» **WHAT THE TASK ASKS**:
Go through the listing below and gather every line with the word "structured".

Top of EXTRACTED DATA

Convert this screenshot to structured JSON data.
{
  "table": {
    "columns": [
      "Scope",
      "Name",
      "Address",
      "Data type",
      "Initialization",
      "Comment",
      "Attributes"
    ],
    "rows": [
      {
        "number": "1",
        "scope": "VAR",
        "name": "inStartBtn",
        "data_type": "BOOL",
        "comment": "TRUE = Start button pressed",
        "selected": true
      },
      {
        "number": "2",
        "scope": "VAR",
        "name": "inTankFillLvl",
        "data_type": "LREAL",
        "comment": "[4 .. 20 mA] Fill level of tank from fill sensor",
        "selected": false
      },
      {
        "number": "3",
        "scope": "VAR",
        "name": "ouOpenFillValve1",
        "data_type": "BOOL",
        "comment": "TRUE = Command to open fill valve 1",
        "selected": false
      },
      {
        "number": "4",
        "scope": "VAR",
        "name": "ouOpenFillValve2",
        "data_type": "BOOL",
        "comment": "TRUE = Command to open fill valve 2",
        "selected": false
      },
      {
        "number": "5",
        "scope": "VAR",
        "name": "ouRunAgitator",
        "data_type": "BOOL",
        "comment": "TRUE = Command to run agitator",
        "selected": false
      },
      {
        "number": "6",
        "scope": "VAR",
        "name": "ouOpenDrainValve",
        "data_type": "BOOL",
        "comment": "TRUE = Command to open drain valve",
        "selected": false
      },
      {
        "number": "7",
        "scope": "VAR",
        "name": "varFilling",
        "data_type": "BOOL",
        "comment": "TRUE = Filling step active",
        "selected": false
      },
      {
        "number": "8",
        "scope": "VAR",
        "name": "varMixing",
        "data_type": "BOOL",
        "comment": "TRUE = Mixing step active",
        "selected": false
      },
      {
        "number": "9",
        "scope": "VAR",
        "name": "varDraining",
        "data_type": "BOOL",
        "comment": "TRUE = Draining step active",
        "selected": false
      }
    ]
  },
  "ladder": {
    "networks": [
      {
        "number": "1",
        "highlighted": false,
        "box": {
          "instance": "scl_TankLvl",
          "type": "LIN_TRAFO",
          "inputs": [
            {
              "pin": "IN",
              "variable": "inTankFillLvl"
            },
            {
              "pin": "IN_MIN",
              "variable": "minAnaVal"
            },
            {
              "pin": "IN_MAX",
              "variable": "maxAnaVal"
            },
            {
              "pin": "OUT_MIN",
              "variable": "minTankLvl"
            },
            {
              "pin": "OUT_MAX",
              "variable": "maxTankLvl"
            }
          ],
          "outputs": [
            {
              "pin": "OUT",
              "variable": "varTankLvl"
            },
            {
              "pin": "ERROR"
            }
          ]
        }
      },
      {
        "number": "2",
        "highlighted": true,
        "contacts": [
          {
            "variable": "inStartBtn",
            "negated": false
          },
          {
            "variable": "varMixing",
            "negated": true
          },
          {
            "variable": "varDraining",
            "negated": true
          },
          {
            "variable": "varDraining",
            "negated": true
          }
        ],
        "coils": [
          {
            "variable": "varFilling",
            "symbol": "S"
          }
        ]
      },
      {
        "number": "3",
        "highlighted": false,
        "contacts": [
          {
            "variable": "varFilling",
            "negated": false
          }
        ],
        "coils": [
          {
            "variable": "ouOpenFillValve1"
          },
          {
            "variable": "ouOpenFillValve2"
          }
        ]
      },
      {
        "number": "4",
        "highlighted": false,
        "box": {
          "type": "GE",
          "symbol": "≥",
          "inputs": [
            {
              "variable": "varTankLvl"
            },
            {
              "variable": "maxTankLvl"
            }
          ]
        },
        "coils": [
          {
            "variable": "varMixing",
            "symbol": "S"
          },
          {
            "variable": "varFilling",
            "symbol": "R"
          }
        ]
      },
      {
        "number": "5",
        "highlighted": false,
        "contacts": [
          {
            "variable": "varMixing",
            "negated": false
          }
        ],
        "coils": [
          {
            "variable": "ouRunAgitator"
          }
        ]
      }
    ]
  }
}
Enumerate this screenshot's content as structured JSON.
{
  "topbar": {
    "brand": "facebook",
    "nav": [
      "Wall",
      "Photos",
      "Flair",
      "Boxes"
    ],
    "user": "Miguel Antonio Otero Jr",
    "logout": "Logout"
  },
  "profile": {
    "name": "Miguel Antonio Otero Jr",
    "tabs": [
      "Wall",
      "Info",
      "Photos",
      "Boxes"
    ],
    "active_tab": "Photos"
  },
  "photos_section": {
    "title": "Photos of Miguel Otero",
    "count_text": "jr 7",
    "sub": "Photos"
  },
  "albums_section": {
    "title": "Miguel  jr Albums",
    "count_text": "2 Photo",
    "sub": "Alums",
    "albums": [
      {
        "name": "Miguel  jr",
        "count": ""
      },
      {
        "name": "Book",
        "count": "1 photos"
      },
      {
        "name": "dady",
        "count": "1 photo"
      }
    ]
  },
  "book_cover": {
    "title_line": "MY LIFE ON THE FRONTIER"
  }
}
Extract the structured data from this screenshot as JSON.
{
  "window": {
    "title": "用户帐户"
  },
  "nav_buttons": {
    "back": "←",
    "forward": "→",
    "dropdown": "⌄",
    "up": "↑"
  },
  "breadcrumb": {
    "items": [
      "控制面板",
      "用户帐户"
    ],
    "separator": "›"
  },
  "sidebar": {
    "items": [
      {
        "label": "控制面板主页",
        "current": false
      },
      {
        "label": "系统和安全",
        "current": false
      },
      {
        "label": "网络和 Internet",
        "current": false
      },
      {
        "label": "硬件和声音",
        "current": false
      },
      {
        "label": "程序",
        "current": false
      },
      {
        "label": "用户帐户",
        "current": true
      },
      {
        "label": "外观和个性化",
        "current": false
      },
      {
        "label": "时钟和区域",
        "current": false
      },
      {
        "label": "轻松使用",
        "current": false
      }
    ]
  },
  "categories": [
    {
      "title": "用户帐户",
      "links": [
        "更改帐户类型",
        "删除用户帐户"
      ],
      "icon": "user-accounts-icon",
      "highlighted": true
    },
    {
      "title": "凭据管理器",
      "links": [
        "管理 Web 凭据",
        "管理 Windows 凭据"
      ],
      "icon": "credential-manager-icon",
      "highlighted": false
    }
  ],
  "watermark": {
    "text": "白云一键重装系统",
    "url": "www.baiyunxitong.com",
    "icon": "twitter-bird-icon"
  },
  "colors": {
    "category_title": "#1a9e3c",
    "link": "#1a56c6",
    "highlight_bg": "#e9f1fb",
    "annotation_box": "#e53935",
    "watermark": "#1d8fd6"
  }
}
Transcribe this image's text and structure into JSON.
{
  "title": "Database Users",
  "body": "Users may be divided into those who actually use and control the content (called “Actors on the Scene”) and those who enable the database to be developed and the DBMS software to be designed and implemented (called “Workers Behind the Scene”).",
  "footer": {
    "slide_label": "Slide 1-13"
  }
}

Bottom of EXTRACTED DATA

» **ANSWER BELOW**:
Convert this screenshot to structured JSON data.
Enumerate this screenshot's content as structured JSON.
Extract the structured data from this screenshot as JSON.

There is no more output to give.